## PROBLEM REQUIREMENTS
The answer must be a single number, namely how many lines in the entries below contain the string "Formazione".

## AVAILABLE DATA

◇ ◇ ◇

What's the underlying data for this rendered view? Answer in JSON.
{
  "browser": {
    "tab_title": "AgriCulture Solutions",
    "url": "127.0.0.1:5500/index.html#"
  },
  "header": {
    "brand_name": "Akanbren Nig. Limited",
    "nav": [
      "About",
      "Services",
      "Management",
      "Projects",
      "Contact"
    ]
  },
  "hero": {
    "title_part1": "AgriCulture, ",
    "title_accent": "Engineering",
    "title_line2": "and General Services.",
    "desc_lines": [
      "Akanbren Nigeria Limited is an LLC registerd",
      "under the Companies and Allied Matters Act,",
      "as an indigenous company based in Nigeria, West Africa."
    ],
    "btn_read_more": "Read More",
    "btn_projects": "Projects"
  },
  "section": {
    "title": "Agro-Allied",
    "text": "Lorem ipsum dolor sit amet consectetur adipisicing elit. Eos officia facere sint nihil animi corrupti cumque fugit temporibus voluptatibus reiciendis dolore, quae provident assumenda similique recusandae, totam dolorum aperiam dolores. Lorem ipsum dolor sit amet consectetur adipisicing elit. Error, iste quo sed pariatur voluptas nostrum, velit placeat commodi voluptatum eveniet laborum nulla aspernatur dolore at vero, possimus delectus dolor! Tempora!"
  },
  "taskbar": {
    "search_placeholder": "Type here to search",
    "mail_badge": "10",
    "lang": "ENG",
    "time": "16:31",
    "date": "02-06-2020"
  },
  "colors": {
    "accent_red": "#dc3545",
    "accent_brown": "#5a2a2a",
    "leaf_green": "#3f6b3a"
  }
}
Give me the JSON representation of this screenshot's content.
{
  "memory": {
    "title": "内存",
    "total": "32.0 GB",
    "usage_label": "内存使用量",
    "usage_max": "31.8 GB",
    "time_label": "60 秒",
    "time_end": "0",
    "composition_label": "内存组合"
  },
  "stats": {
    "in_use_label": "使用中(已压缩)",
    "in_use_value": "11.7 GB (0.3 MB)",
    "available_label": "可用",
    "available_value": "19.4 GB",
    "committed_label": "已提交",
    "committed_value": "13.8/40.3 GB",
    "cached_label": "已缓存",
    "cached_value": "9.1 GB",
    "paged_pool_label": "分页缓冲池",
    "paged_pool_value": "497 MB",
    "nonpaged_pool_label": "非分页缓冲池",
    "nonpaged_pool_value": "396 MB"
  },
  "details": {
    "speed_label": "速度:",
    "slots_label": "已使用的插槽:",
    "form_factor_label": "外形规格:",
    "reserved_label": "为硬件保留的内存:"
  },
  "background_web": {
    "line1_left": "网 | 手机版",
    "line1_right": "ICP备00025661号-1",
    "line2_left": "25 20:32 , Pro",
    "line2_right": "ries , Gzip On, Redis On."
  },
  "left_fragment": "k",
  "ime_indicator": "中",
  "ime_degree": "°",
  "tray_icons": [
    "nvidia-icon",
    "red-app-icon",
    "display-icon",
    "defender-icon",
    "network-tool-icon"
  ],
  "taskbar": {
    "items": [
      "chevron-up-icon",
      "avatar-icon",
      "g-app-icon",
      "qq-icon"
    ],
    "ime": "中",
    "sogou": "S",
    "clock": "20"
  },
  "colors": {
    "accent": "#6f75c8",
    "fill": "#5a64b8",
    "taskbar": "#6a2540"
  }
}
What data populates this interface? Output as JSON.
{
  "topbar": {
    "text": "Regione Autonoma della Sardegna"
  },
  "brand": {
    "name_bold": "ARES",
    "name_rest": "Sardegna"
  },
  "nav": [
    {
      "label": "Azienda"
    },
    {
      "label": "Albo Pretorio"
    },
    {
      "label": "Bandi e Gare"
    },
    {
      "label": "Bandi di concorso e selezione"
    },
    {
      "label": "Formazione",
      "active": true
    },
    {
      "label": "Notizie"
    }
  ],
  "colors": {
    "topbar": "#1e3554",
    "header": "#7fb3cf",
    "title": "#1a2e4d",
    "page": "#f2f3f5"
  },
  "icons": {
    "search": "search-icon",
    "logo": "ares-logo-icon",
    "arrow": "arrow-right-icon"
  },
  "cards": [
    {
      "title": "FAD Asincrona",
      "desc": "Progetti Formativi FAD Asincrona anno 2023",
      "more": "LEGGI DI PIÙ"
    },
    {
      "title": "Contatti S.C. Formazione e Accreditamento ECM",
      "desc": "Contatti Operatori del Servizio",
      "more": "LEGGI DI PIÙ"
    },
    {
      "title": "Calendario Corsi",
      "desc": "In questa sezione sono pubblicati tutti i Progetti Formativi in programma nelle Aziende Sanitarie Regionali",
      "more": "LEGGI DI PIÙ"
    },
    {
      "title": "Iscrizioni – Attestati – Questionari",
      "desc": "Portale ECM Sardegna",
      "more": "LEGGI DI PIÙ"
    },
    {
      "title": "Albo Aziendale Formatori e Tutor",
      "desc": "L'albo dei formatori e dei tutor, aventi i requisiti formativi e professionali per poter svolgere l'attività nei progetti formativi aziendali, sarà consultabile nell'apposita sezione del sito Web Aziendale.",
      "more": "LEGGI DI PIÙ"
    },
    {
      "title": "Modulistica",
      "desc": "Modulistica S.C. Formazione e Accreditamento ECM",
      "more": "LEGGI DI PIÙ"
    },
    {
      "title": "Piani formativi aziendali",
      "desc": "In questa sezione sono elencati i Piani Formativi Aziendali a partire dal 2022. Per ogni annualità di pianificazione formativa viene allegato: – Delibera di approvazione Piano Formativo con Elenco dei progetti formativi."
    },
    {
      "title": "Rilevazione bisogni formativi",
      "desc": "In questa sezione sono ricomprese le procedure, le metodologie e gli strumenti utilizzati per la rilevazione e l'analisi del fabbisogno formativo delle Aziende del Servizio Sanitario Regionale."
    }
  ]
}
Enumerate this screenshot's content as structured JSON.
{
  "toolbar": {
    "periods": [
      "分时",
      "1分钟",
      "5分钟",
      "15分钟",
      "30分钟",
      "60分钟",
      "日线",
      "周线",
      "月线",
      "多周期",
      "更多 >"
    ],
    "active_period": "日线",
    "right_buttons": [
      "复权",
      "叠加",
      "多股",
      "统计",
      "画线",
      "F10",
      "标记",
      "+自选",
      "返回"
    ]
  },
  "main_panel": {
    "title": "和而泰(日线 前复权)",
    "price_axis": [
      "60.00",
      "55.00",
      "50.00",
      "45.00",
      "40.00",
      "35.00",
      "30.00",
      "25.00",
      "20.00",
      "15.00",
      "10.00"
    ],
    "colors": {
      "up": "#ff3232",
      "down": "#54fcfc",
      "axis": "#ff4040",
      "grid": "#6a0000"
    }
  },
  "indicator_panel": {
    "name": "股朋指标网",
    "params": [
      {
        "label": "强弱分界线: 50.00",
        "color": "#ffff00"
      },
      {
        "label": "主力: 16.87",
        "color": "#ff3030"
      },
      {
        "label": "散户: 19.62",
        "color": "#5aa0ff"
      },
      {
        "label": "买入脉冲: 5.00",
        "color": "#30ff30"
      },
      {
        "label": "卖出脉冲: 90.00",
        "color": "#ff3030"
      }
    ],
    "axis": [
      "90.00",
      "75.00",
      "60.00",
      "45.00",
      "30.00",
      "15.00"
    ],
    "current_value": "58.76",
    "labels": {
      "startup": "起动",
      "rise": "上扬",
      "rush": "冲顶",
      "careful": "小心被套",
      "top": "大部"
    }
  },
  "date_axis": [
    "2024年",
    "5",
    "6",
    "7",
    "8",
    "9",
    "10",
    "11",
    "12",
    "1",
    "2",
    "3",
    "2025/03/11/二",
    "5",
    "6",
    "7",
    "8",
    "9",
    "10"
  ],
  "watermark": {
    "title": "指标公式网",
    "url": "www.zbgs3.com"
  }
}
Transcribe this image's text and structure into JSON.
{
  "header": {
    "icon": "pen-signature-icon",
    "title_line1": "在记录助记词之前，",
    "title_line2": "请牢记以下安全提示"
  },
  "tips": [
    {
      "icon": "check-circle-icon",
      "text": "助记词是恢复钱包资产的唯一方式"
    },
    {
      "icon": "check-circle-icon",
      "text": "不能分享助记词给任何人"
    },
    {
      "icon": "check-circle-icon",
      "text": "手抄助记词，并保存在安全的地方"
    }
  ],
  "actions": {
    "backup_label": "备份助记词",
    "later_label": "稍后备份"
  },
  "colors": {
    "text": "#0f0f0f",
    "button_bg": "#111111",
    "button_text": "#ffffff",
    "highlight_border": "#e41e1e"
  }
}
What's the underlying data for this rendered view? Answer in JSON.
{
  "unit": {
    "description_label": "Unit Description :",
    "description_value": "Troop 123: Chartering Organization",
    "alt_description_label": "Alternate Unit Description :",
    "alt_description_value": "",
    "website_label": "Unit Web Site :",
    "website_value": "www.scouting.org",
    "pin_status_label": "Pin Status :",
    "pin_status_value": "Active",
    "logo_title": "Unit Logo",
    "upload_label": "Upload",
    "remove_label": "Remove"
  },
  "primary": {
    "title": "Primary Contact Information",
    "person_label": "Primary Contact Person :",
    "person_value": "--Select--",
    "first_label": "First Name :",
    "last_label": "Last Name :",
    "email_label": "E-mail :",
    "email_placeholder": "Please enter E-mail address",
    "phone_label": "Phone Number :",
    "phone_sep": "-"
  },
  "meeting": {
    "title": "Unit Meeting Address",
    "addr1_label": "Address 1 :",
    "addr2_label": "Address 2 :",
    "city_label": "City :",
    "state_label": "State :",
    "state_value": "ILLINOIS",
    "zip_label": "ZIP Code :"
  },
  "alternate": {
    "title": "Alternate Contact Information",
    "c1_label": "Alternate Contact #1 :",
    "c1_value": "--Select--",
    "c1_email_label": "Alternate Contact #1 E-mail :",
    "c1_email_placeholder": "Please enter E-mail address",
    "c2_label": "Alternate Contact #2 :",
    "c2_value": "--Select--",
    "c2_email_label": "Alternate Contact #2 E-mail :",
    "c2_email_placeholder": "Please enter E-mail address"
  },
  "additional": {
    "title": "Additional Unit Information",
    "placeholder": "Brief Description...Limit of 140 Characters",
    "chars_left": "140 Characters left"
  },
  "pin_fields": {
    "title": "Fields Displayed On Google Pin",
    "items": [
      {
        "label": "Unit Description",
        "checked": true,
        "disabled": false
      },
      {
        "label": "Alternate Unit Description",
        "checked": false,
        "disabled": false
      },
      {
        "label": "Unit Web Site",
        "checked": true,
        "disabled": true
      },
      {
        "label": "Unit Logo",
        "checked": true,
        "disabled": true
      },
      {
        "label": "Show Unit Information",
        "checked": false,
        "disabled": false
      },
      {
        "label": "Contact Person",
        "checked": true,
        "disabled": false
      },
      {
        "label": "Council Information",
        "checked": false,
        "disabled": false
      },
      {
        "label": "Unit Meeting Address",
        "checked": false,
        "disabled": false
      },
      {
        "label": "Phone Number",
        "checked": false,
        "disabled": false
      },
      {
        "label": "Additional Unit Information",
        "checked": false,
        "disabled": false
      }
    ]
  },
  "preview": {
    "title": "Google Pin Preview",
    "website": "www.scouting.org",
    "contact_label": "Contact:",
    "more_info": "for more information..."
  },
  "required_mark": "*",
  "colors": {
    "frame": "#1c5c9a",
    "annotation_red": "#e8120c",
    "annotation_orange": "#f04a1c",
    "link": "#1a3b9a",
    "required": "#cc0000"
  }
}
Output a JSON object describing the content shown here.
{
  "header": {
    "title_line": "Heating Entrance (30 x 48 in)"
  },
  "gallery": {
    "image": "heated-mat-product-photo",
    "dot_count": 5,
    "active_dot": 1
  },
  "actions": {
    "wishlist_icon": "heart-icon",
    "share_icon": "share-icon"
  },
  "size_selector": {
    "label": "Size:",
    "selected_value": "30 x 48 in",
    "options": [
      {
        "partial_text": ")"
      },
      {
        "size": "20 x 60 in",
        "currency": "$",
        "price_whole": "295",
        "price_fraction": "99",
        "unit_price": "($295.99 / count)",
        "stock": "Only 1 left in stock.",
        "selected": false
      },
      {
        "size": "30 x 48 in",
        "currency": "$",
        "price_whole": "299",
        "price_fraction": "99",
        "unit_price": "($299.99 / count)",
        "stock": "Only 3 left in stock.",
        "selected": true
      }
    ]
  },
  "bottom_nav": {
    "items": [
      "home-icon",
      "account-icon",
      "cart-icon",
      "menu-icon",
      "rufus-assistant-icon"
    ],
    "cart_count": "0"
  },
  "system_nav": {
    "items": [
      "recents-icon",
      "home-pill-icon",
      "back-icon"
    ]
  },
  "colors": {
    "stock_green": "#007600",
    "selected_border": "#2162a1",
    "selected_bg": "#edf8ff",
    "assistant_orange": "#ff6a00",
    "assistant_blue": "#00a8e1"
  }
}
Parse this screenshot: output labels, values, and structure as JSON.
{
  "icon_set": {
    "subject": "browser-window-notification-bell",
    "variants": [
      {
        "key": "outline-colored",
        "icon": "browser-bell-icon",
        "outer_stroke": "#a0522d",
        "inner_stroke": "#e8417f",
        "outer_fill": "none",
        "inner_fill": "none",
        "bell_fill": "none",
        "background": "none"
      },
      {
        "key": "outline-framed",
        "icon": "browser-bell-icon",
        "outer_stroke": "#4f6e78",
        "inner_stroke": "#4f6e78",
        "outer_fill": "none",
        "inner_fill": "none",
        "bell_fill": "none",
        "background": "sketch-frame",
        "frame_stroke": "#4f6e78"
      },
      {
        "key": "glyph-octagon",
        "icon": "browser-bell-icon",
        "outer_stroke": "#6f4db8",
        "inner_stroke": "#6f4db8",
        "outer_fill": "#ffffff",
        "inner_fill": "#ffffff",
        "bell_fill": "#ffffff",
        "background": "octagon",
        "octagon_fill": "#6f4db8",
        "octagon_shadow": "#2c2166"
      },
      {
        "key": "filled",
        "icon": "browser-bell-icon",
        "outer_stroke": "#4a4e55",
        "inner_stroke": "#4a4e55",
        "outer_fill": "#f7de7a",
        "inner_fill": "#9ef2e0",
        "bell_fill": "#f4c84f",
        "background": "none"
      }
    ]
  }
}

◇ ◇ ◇

## ANSWER BOX
3